» **DATA FOR THIS TASK**
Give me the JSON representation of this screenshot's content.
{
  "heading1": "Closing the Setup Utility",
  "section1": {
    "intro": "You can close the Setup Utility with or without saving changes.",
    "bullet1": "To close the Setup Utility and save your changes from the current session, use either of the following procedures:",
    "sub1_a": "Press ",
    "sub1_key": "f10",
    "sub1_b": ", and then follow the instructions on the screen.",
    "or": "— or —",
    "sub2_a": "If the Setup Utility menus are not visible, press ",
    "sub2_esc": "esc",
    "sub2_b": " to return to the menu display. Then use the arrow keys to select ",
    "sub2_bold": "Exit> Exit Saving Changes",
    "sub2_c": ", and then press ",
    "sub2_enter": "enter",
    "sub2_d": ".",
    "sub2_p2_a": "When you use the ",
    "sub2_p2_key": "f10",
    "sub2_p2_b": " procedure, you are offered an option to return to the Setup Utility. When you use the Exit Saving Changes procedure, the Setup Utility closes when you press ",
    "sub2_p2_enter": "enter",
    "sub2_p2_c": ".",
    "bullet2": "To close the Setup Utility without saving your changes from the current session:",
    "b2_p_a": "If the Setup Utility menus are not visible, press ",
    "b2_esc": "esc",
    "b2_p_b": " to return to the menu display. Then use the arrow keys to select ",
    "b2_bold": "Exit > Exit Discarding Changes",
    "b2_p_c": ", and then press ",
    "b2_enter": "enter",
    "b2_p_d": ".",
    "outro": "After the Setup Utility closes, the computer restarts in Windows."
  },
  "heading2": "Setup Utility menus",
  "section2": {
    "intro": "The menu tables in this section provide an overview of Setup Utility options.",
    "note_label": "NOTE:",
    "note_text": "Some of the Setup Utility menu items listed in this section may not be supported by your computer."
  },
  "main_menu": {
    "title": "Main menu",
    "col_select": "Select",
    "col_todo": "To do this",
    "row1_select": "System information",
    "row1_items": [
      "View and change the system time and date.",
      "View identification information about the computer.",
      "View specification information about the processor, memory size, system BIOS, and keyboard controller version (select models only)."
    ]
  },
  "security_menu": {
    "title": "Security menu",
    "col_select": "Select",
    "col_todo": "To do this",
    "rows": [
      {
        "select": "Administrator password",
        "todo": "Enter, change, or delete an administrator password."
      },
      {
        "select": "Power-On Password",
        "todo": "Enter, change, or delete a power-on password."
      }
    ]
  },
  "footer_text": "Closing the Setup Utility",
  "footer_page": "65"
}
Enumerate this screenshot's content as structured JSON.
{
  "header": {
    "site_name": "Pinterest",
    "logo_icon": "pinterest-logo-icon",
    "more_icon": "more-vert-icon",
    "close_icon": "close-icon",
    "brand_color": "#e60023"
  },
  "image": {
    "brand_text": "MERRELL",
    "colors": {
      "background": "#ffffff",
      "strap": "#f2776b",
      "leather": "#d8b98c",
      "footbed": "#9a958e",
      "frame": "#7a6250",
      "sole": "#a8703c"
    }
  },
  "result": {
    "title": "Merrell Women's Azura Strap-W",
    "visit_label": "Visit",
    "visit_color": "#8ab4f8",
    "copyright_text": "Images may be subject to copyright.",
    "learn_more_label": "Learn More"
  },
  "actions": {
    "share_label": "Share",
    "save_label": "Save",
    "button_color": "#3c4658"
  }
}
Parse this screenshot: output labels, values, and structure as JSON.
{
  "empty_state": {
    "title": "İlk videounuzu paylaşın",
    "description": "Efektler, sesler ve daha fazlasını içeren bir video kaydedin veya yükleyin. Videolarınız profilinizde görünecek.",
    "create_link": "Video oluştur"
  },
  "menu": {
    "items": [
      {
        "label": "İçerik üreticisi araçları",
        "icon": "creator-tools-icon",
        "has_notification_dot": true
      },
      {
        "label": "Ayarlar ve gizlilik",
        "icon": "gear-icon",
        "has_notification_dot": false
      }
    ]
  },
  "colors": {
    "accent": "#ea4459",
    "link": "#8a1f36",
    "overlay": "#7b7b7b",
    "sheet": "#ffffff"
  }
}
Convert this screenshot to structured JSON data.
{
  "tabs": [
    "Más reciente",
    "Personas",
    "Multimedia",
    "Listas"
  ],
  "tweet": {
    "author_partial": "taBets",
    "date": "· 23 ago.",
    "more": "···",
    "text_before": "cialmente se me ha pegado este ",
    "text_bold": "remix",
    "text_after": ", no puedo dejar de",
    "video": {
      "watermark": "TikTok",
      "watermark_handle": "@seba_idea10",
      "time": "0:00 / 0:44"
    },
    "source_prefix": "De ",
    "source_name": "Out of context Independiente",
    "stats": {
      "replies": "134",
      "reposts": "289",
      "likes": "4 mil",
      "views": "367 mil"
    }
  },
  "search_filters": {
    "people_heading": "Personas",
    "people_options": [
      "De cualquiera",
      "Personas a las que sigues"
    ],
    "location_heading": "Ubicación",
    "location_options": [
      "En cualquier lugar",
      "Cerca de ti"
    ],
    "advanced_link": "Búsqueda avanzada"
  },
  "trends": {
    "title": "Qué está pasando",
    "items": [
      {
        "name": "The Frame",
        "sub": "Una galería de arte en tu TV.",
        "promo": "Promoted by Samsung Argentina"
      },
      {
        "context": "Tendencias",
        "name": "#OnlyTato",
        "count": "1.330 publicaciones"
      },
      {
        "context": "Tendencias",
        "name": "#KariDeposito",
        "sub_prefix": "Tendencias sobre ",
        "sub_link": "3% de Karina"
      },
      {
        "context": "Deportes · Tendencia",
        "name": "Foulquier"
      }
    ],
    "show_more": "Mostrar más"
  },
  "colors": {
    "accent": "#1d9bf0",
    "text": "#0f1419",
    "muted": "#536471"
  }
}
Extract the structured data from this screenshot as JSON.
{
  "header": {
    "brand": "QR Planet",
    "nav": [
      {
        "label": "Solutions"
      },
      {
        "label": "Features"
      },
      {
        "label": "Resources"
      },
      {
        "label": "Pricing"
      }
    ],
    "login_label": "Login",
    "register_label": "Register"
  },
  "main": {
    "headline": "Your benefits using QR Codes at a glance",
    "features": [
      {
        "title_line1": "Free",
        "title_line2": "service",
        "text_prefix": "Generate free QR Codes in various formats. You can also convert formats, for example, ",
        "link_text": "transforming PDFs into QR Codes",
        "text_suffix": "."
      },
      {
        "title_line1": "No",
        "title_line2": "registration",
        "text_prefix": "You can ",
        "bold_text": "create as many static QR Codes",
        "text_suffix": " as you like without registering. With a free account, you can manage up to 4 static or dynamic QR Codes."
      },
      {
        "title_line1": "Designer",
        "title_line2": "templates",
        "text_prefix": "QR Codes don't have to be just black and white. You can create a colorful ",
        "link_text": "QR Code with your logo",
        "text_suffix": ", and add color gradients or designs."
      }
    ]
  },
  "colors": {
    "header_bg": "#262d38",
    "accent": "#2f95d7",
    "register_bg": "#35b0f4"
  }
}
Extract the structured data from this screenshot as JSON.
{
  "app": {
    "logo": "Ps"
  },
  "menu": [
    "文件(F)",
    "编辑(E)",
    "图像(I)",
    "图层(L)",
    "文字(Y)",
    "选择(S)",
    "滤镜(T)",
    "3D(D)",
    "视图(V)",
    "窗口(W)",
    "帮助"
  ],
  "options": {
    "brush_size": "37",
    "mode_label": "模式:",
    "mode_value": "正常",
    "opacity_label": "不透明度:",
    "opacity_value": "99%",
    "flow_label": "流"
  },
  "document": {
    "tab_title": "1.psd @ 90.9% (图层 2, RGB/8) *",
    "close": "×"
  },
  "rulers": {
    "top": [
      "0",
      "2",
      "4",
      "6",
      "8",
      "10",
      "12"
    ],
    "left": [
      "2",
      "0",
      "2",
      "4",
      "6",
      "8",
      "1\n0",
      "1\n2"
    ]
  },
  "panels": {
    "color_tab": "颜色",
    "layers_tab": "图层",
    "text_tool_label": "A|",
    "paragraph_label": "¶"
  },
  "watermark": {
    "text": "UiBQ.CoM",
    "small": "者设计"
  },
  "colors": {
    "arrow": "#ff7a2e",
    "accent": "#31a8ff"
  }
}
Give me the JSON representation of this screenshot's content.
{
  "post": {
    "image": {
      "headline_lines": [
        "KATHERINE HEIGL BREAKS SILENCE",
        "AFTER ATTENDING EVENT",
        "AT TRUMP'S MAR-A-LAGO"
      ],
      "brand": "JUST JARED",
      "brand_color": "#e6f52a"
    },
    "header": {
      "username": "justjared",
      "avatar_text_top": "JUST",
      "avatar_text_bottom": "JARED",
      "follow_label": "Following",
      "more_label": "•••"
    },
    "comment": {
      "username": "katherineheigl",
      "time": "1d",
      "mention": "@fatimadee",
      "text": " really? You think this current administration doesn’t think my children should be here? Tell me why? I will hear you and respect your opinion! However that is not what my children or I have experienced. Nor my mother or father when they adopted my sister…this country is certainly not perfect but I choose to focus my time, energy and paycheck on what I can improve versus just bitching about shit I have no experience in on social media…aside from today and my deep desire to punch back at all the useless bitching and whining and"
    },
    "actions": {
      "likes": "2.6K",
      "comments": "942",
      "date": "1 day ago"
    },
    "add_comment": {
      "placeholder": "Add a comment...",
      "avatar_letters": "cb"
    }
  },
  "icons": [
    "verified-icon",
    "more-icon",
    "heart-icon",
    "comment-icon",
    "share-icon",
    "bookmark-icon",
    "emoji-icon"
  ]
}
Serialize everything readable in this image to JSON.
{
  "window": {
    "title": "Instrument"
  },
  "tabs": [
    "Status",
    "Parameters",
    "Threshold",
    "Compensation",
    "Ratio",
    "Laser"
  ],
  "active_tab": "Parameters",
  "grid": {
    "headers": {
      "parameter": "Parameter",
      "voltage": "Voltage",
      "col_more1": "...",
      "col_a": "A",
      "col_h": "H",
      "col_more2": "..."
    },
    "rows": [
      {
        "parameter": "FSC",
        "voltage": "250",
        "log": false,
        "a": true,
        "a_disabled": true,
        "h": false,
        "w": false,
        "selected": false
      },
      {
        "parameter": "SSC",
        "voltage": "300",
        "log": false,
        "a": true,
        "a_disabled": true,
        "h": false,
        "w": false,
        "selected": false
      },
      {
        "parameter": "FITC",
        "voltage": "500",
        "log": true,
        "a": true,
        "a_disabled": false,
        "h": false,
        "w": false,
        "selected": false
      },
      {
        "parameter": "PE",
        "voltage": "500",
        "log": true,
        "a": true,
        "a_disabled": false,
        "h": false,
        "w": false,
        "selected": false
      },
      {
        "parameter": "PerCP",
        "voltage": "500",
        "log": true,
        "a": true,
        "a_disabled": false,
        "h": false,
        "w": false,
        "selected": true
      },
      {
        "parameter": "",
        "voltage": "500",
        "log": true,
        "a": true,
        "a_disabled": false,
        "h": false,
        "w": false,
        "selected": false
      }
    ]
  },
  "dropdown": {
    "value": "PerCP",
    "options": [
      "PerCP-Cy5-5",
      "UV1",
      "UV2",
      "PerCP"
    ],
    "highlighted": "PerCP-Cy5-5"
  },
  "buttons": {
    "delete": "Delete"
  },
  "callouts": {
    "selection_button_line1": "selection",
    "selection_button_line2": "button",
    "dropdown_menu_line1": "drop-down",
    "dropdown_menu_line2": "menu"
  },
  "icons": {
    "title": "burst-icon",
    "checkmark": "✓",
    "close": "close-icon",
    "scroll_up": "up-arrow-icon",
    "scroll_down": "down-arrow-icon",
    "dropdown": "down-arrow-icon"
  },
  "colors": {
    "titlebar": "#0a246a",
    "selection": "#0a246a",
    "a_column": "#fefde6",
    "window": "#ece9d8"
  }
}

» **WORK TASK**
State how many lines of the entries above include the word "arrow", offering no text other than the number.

» **ANSWER FOR THE TASK**
6